_WORK REQUEST_
Could you copy the lines below exactly, leaving none out?

_EXERCISE MATERIALS_

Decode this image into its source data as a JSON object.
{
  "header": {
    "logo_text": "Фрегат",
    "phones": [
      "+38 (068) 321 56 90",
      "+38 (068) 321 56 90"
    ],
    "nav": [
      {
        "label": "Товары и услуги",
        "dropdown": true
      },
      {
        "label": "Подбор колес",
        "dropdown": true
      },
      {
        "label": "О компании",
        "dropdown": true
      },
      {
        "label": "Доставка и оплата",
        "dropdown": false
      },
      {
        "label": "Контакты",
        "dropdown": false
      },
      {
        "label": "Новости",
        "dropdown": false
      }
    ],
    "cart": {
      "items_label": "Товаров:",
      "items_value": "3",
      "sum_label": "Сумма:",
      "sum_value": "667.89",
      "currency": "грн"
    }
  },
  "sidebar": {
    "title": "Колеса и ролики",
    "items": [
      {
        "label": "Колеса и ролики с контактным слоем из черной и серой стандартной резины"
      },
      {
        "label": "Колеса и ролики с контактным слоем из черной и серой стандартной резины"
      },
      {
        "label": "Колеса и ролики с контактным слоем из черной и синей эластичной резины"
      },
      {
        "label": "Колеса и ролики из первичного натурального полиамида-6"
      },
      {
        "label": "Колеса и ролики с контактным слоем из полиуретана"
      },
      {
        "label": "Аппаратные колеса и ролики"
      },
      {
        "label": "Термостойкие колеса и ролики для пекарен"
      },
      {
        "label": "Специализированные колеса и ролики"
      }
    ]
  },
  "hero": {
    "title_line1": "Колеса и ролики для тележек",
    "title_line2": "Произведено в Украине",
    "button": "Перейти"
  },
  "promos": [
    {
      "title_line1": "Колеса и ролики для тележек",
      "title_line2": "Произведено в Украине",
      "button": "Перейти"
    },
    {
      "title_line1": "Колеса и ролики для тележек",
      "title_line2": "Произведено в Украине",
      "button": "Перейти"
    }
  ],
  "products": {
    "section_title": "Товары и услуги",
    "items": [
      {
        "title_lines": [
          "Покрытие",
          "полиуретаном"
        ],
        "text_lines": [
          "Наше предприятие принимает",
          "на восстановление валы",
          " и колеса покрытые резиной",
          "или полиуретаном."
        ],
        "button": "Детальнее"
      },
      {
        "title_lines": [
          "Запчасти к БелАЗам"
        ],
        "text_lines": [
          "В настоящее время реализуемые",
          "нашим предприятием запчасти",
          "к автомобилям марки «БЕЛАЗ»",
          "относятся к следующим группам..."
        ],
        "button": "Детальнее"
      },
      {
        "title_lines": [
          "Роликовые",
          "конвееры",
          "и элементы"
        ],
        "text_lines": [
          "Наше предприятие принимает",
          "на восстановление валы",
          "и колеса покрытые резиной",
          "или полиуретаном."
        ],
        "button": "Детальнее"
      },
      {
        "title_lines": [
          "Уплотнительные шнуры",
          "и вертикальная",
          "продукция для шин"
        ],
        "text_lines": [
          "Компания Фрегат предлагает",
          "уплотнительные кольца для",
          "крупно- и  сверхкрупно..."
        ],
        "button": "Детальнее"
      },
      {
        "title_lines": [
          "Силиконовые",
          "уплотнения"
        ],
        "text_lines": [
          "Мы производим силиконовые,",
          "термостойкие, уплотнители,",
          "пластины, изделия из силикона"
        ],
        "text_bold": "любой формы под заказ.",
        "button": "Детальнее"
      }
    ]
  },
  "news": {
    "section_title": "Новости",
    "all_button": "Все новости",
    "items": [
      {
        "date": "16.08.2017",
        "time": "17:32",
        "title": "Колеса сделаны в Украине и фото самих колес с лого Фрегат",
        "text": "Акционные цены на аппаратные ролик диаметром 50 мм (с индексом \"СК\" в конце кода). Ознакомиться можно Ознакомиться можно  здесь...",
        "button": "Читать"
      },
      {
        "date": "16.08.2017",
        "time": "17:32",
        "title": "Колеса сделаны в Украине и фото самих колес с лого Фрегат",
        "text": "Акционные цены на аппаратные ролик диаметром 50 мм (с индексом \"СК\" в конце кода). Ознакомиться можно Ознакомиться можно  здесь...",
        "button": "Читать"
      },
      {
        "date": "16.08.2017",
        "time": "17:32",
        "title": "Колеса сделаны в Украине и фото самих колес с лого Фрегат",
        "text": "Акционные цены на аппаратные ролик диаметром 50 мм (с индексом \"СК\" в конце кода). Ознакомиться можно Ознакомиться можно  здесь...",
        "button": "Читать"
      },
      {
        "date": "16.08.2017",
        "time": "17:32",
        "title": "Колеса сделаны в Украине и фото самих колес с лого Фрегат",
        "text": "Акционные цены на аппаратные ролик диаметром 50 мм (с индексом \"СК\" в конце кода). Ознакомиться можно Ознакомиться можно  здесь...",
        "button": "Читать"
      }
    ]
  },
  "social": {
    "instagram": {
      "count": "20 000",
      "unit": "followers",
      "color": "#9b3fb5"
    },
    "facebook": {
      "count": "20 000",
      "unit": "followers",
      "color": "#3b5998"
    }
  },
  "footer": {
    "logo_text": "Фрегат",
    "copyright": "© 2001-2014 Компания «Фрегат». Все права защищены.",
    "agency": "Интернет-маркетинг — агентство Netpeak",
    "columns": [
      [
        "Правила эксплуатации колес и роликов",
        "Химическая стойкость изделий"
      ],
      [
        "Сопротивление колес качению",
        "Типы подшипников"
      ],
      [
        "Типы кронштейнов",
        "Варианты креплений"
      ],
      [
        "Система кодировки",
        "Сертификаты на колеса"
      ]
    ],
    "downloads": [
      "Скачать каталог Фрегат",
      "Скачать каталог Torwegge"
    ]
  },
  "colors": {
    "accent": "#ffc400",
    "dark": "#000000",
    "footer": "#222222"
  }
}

_EXERCISE RESULT_
Decode this image into its source data as a JSON object.
{
  "header": {
    "logo_text": "Фрегат",
    "phones": [
      "+38 (068) 321 56 90",
      "+38 (068) 321 56 90"
    ],
    "nav": [
      {
        "label": "Товары и услуги",
        "dropdown": true
      },
      {
        "label": "Подбор колес",
        "dropdown": true
      },
      {
        "label": "О компании",
        "dropdown": true
      },
      {
        "label": "Доставка и оплата",
        "dropdown": false
      },
      {
        "label": "Контакты",
        "dropdown": false
      },
      {
        "label": "Новости",
        "dropdown": false
      }
    ],
    "cart": {
      "items_label": "Товаров:",
      "items_value": "3",
      "sum_label": "Сумма:",
      "sum_value": "667.89",
      "currency": "грн"
    }
  },
  "sidebar": {
    "title": "Колеса и ролики",
    "items": [
      {
        "label": "Колеса и ролики с контактным слоем из черной и серой стандартной резины"
      },
      {
        "label": "Колеса и ролики с контактным слоем из черной и серой стандартной резины"
      },
      {
        "label": "Колеса и ролики с контактным слоем из черной и синей эластичной резины"
      },
      {
        "label": "Колеса и ролики из первичного натурального полиамида-6"
      },
      {
        "label": "Колеса и ролики с контактным слоем из полиуретана"
      },
      {
        "label": "Аппаратные колеса и ролики"
      },
      {
        "label": "Термостойкие колеса и ролики для пекарен"
      },
      {
        "label": "Специализированные колеса и ролики"
      }
    ]
  },
  "hero": {
    "title_line1": "Колеса и ролики для тележек",
    "title_line2": "Произведено в Украине",
    "button": "Перейти"
  },
  "promos": [
    {
      "title_line1": "Колеса и ролики для тележек",
      "title_line2": "Произведено в Украине",
      "button": "Перейти"
    },
    {
      "title_line1": "Колеса и ролики для тележек",
      "title_line2": "Произведено в Украине",
      "button": "Перейти"
    }
  ],
  "products": {
    "section_title": "Товары и услуги",
    "items": [
      {
        "title_lines": [
          "Покрытие",
          "полиуретаном"
        ],
        "text_lines": [
          "Наше предприятие принимает",
          "на восстановление валы",
          " и колеса покрытые резиной",
          "или полиуретаном."
        ],
        "button": "Детальнее"
      },
      {
        "title_lines": [
          "Запчасти к БелАЗам"
        ],
        "text_lines": [
          "В настоящее время реализуемые",
          "нашим предприятием запчасти",
          "к автомобилям марки «БЕЛАЗ»",
          "относятся к следующим группам..."
        ],
        "button": "Детальнее"
      },
      {
        "title_lines": [
          "Роликовые",
          "конвееры",
          "и элементы"
        ],
        "text_lines": [
          "Наше предприятие принимает",
          "на восстановление валы",
          "и колеса покрытые резиной",
          "или полиуретаном."
        ],
        "button": "Детальнее"
      },
      {
        "title_lines": [
          "Уплотнительные шнуры",
          "и вертикальная",
          "продукция для шин"
        ],
        "text_lines": [
          "Компания Фрегат предлагает",
          "уплотнительные кольца для",
          "крупно- и  сверхкрупно..."
        ],
        "button": "Детальнее"
      },
      {
        "title_lines": [
          "Силиконовые",
          "уплотнения"
        ],
        "text_lines": [
          "Мы производим силиконовые,",
          "термостойкие, уплотнители,",
          "пластины, изделия из силикона"
        ],
        "text_bold": "любой формы под заказ.",
        "button": "Детальнее"
      }
    ]
  },
  "news": {
    "section_title": "Новости",
    "all_button": "Все новости",
    "items": [
      {
        "date": "16.08.2017",
        "time": "17:32",
        "title": "Колеса сделаны в Украине и фото самих колес с лого Фрегат",
        "text": "Акционные цены на аппаратные ролик диаметром 50 мм (с индексом \"СК\" в конце кода). Ознакомиться можно Ознакомиться можно  здесь...",
        "button": "Читать"
      },
      {
        "date": "16.08.2017",
        "time": "17:32",
        "title": "Колеса сделаны в Украине и фото самих колес с лого Фрегат",
        "text": "Акционные цены на аппаратные ролик диаметром 50 мм (с индексом \"СК\" в конце кода). Ознакомиться можно Ознакомиться можно  здесь...",
        "button": "Читать"
      },
      {
        "date": "16.08.2017",
        "time": "17:32",
        "title": "Колеса сделаны в Украине и фото самих колес с лого Фрегат",
        "text": "Акционные цены на аппаратные ролик диаметром 50 мм (с индексом \"СК\" в конце кода). Ознакомиться можно Ознакомиться можно  здесь...",
        "button": "Читать"
      },
      {
        "date": "16.08.2017",
        "time": "17:32",
        "title": "Колеса сделаны в Украине и фото самих колес с лого Фрегат",
        "text": "Акционные цены на аппаратные ролик диаметром 50 мм (с индексом \"СК\" в конце кода). Ознакомиться можно Ознакомиться можно  здесь...",
        "button": "Читать"
      }
    ]
  },
  "social": {
    "instagram": {
      "count": "20 000",
      "unit": "followers",
      "color": "#9b3fb5"
    },
    "facebook": {
      "count": "20 000",
      "unit": "followers",
      "color": "#3b5998"
    }
  },
  "footer": {
    "logo_text": "Фрегат",
    "copyright": "© 2001-2014 Компания «Фрегат». Все права защищены.",
    "agency": "Интернет-маркетинг — агентство Netpeak",
    "columns": [
      [
        "Правила эксплуатации колес и роликов",
        "Химическая стойкость изделий"
      ],
      [
        "Сопротивление колес качению",
        "Типы подшипников"
      ],
      [
        "Типы кронштейнов",
        "Варианты креплений"
      ],
      [
        "Система кодировки",
        "Сертификаты на колеса"
      ]
    ],
    "downloads": [
      "Скачать каталог Фрегат",
      "Скачать каталог Torwegge"
    ]
  },
  "colors": {
    "accent": "#ffc400",
    "dark": "#000000",
    "footer": "#222222"
  }
}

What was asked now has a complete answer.